    But this doesn’t answer the maim question – is there a place for news you pay for, and if so, what is it? No answer is presently forthcoming, and the paid-fors are presently decidedly unsexy. (Apart from the Daily Sport, obviously.)

  7. There is a sense of loss that goes with the passing of the local printed paper; but in my own city, I have noticed a flourishing of digital news – rarely authoritative, often quirky.

    These sites, dedicated to local issues, while lacking in traditional journalistic methods, pursue issues with a passion that hasn’t been seen in print for decades. I think that the younger generation has taken to the news in their own way: very specific, “niche” digital content.

  8. @Alexander Hay “When was the last time any of us were EXCITED about reading a newspaper, for example?” WOW, powerful statement. I tend to enjoy non-award-driven stories.

    Let me ask the crowd a follow up question… If we agree that many news outlets (not just newspapers) and Metro are disconnected from our communities, what is the cause, in your opinion? And, what, if anything, can we — reporters, editors, newsroom leadership — do to address this?

    For me, I think there needs to be new leadership that understands the Web philosophy that is very community focused… I fully believe that NAHJ

  9. @ Robert Hernandez – “Let me ask the crowd a follow up question… If we agree that many news outlets (not just newspapers) and Metro are disconnected from our communities, what is the cause, in your opinion? And, what, if anything, can we — reporters, editors, newsroom leadership — do to address this?”

    The main problem is that news media people aren’t quite like everyone else. To sum up, they are ‘different’. They speak a different language, act differently, view the world differently and act in a fashion that can alienate their audiences. Being a breed apart can create quite a big gulf.

    Citizen journalism does, however, have the potential to undo these barriers, if it brings in people who would not ordinarily work in the media or do not share the faintly incestuous air that many journalists cultivate.

    More importantly, if it gets journalists talking directly with their readers and having an open discussion with them then a greater engagement with the media would become more likely. Local newspapers may now have to emphasise the former over the latter.

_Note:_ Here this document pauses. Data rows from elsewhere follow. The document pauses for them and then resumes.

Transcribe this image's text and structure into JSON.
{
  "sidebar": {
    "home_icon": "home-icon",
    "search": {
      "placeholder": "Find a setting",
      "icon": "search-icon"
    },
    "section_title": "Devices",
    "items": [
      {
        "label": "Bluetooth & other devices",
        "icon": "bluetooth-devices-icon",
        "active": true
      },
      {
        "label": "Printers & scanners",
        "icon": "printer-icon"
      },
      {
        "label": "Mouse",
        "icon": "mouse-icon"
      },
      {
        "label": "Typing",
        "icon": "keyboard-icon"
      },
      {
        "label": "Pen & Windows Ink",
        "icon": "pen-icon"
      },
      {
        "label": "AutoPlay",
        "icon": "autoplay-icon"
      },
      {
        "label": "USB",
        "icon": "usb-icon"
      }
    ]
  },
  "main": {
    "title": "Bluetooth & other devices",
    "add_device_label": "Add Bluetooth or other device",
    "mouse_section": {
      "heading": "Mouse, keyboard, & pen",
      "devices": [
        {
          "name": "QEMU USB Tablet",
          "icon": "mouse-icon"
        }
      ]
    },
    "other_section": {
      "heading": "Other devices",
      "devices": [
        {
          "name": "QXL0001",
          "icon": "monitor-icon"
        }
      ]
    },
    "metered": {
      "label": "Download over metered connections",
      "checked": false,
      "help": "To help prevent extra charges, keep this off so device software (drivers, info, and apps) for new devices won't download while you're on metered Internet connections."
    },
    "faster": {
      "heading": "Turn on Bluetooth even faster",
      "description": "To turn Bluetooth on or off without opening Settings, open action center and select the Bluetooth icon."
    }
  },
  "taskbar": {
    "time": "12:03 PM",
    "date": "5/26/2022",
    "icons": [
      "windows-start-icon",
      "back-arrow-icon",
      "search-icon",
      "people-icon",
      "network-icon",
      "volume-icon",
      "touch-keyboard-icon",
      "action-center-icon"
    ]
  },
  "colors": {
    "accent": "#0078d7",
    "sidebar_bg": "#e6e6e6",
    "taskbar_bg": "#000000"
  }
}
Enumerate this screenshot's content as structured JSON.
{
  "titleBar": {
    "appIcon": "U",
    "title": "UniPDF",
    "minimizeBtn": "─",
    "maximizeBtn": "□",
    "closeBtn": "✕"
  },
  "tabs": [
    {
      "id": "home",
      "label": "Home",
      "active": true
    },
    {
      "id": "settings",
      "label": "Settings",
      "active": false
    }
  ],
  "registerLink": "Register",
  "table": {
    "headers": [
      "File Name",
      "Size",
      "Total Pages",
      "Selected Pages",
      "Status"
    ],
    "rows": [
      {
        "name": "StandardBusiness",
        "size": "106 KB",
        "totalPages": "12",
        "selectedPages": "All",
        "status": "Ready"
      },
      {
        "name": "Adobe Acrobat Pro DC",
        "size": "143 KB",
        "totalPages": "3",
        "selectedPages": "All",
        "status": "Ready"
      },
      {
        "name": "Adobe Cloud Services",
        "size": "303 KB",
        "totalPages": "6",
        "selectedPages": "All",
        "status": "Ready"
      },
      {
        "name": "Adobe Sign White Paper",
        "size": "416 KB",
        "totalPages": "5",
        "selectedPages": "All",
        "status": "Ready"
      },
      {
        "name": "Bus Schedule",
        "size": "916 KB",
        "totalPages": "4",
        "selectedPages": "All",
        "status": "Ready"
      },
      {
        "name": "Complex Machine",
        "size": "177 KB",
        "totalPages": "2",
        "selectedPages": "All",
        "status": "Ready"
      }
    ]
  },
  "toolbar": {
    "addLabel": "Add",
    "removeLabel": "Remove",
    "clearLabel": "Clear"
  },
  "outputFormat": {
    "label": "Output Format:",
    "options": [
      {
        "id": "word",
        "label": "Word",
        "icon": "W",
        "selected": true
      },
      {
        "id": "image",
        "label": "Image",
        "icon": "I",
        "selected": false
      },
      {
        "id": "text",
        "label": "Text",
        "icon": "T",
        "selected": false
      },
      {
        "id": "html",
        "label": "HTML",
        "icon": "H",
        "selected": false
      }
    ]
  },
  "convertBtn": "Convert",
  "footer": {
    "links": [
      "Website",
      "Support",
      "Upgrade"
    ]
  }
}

  10. Metro newspapers long ago lost interest in serving readers who don’t have disposable income to spend with upscale advertisers — and that’s all they have left in the way of display advertisers since discounters like Wal-Mart, which rarely advertise, displaced stores where less-than-affluent readers used to shop. Ethnicity matters way less to publishers than household income.